──────── RECORDS

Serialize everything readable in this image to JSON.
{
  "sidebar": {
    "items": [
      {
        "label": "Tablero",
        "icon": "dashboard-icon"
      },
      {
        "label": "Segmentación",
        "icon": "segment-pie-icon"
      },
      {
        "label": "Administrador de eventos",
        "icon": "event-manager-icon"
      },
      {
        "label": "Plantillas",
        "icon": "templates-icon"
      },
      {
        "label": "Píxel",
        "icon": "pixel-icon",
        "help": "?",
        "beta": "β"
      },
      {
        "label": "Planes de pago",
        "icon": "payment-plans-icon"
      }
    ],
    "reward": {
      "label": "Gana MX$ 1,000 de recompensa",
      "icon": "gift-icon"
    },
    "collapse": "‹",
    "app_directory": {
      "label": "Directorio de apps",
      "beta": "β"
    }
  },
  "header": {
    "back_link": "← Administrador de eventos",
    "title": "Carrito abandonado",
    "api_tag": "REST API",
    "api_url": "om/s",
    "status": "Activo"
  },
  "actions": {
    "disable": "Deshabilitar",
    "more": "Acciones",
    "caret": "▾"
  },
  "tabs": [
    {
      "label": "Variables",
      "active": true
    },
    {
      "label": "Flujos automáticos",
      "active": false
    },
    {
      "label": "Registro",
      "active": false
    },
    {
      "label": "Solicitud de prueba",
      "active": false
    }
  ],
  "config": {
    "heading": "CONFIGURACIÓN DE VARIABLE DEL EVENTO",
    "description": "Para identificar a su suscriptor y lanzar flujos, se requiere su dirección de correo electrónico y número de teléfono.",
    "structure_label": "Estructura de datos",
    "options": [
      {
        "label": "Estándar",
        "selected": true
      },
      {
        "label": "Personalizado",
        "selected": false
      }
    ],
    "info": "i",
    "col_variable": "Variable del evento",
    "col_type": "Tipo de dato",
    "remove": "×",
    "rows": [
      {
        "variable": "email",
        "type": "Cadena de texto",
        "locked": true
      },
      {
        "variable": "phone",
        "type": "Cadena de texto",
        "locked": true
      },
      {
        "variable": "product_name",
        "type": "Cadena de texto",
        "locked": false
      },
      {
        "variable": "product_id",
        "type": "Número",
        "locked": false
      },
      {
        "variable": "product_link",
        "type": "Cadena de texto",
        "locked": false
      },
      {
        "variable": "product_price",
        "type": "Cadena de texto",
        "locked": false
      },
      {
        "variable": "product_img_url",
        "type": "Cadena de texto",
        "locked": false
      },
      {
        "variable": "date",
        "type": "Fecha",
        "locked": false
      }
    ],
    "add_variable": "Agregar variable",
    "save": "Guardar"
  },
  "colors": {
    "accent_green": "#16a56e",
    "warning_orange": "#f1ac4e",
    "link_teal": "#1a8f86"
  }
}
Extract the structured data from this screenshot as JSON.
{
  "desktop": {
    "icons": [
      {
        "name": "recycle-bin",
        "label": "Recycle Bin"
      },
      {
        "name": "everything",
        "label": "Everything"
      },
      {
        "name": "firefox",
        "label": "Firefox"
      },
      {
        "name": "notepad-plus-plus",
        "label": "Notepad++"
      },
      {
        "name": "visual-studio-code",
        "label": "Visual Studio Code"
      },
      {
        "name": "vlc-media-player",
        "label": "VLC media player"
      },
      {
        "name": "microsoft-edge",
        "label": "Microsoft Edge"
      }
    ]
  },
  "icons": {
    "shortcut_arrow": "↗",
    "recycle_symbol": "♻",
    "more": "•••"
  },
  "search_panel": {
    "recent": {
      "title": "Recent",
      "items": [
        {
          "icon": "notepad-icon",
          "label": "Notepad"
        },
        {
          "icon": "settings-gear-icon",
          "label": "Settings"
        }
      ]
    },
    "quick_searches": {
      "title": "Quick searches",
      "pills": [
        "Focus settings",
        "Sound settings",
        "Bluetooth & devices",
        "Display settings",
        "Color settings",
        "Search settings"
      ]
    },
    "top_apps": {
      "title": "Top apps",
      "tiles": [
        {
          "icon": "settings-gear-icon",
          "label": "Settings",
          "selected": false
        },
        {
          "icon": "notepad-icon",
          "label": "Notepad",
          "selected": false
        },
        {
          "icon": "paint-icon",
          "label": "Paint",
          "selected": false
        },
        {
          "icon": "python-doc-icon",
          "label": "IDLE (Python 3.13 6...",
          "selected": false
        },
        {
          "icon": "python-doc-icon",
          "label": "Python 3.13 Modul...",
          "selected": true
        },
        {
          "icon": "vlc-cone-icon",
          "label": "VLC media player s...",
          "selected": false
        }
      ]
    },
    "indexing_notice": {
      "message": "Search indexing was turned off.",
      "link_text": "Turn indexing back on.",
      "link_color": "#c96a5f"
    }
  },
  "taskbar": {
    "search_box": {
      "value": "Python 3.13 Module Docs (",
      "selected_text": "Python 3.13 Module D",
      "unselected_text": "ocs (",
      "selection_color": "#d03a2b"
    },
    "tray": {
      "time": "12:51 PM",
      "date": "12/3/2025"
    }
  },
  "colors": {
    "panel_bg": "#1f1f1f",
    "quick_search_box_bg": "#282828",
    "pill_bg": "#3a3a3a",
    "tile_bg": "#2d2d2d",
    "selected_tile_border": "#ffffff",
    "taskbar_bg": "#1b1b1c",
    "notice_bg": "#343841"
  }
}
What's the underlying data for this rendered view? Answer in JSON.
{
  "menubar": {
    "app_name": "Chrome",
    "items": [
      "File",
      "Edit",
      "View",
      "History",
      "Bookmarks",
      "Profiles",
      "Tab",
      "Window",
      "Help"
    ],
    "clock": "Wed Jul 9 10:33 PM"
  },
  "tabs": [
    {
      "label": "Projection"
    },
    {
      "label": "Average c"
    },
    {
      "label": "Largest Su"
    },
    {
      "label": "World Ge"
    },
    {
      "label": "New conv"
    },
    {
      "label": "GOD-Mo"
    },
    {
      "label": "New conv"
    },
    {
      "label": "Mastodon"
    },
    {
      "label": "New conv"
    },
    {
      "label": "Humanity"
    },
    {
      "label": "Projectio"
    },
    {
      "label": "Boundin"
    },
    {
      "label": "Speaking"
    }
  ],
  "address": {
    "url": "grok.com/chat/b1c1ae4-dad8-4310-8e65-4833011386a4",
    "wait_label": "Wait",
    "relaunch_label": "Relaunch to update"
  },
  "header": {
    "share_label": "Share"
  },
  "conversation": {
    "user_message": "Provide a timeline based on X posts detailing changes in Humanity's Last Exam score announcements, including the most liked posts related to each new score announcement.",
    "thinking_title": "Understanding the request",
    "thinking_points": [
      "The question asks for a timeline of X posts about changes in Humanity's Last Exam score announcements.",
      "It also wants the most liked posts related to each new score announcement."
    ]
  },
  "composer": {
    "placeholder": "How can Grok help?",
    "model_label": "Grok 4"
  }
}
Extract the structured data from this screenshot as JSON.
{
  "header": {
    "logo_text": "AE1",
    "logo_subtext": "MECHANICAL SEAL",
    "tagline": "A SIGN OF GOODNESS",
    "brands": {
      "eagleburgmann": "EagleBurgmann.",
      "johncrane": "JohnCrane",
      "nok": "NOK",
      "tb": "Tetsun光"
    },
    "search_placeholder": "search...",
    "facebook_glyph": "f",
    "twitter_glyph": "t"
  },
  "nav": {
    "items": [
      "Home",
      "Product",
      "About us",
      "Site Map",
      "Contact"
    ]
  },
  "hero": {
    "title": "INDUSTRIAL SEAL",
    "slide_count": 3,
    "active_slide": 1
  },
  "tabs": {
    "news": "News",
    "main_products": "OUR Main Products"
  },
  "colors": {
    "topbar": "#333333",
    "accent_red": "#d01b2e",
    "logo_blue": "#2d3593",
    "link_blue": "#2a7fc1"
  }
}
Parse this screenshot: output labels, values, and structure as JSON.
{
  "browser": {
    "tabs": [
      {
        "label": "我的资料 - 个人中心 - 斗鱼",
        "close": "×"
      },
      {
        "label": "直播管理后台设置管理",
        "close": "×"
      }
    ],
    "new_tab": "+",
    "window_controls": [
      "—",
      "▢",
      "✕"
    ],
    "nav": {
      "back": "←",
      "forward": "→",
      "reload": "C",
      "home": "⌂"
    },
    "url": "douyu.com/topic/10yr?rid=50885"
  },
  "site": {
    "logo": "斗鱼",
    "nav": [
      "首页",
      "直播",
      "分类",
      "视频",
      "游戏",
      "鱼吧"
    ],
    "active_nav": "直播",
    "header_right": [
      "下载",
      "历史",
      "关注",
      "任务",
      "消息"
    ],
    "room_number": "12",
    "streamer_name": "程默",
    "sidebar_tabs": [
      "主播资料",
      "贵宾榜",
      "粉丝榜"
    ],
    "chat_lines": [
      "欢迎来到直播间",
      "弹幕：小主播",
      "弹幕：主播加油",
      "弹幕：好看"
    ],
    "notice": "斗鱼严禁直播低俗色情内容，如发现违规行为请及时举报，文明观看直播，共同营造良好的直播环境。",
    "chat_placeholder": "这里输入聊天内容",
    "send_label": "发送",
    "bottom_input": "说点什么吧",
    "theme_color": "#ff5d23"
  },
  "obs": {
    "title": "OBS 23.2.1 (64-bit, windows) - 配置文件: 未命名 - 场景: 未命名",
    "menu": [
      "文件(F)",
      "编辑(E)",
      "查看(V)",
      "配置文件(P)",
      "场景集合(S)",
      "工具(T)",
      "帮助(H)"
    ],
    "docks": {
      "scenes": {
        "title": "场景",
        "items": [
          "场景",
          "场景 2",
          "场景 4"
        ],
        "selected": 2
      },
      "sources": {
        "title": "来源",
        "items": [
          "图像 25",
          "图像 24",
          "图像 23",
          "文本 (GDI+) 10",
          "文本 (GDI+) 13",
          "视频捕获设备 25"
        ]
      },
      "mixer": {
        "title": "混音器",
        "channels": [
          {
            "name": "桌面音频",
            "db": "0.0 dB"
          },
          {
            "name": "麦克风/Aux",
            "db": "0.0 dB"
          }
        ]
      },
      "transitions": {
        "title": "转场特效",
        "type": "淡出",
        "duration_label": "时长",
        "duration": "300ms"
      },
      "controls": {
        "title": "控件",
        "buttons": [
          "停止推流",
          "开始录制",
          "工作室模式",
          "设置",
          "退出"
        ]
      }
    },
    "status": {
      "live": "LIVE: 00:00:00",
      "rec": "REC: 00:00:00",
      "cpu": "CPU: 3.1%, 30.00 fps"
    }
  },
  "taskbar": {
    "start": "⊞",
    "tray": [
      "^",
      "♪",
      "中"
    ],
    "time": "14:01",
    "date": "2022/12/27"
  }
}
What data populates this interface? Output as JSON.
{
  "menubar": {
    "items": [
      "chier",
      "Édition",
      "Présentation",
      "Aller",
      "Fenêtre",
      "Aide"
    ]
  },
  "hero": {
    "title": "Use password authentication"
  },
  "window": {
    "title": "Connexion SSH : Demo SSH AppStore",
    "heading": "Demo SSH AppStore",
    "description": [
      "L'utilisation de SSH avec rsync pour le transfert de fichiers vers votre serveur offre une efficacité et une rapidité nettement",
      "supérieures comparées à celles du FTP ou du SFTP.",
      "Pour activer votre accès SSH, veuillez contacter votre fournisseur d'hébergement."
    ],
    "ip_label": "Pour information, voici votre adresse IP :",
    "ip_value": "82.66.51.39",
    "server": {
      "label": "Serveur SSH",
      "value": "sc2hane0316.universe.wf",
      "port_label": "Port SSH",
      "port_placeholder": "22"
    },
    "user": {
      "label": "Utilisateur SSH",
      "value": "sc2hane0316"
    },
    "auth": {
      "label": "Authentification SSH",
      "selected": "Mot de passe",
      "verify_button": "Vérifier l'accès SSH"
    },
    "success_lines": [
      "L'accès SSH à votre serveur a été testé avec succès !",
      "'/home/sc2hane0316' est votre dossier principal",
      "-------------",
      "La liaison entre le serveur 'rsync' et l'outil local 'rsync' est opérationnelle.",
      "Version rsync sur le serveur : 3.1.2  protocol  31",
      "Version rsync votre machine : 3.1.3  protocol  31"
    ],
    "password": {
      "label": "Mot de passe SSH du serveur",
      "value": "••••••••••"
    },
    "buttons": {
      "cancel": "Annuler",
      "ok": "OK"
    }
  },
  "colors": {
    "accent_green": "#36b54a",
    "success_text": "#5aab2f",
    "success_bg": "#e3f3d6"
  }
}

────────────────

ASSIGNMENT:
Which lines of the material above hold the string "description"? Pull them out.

TASK SOLUTION:
    "description": "Para identificar a su suscriptor y lanzar flujos, se requiere su dirección de correo electrónico y número de teléfono.",
    "description": [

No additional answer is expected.